Cycling is often considered a healthy exercise choice because it is low impact, this typically means less pounding on your joints and often less injuries compared to other higher impact sports, which is a good thing! But cycling comes with its own plague; repetition. Unfortunately the repetitive nature of cycling can overload tissues; with the repetition of a slightly incorrect movement pattern you can be predisposed to injury.
If you wear orthotics in your everyday life, it doesn’t necessarily mean that they are needed in your cycling shoes. Pedal strokes are different to running and walking gait and cycling shoes are completely different in shape and stiffness. Since your foot never touches the ground when cycling there is a significant reduction in load sustained by the foot and lower limb compared to running or even walking. Often if orthotics are required, it is most effective to have a pair of dedicated cycling orthoses to ensure correct fit and function. Because of volume limitations with cycling shoes – narrow toe box & shallow shoe depth – size, weight and materials used to make the orthotics need to be considered as well as biomechanics considerations.
If you are injured or experiencing pain a great first step is having a bike fit done from a reputable local bike shop. Also consider how quickly you increased you mileage, are the shoes themselves causing the issue? Or potentially cleat position?
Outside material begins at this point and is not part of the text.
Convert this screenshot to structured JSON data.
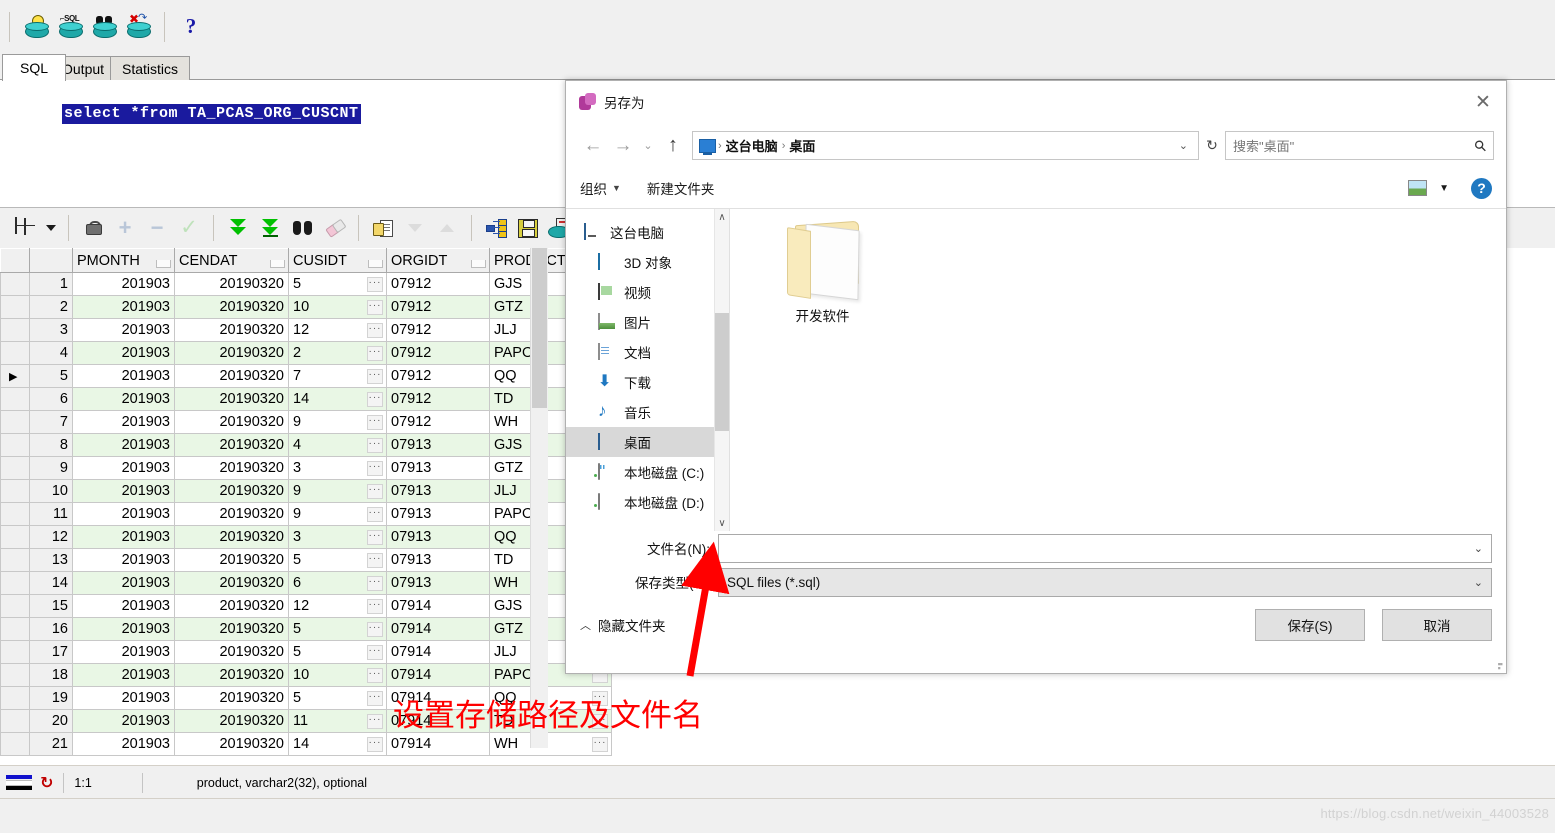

And question if your injury is being exasperated by other activities off the bike.
Read the rest of the article at Angela Quick’s – aqorthotics.com